=== Section Start ===

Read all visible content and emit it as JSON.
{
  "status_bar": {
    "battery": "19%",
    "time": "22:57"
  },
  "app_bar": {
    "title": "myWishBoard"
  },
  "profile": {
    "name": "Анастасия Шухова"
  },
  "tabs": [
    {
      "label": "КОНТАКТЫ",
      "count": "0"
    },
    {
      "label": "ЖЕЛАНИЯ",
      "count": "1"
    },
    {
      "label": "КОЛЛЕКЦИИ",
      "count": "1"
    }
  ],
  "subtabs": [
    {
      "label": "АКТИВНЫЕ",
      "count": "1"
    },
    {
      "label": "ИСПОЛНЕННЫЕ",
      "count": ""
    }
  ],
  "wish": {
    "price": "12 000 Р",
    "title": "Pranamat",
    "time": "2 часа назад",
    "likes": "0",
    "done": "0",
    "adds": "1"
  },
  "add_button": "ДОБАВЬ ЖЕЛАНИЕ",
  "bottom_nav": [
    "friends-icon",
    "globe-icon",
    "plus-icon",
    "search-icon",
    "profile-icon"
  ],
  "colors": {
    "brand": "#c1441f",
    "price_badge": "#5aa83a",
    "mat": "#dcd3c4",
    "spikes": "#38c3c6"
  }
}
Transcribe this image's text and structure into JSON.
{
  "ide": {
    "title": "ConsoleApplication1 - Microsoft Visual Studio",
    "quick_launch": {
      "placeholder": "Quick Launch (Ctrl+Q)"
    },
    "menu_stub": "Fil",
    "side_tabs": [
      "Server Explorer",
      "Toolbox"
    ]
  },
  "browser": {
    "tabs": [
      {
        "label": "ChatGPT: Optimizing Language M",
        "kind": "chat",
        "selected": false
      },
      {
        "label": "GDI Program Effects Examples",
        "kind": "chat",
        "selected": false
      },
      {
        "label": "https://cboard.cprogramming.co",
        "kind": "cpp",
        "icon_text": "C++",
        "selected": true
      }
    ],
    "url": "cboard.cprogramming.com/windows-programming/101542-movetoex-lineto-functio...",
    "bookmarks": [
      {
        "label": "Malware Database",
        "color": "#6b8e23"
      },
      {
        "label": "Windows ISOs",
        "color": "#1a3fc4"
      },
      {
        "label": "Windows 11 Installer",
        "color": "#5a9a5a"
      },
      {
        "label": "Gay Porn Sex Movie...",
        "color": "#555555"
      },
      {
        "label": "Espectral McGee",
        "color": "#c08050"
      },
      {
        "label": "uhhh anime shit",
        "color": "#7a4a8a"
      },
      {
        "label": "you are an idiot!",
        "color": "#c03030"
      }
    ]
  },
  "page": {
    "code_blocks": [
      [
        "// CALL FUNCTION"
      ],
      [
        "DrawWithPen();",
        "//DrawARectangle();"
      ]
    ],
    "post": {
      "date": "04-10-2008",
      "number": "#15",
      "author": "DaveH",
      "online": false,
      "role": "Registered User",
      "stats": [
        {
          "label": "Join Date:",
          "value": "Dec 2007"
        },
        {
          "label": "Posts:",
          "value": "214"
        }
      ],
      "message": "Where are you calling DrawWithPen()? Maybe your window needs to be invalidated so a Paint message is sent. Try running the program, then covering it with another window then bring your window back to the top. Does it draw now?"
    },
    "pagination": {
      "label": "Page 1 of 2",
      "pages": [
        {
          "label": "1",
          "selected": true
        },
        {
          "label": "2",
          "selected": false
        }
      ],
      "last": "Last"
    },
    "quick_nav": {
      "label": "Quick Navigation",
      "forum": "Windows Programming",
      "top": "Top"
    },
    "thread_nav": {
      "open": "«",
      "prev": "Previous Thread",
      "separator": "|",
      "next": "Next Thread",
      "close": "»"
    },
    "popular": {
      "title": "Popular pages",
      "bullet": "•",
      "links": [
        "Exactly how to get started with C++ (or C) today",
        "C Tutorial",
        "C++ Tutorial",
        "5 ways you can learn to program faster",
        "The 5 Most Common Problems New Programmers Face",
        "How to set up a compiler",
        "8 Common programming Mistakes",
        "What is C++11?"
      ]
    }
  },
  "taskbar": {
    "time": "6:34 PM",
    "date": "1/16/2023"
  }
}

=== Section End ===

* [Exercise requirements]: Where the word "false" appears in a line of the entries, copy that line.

* [Response below]:
        "selected": false
        "selected": false
      "online": false,
          "selected": false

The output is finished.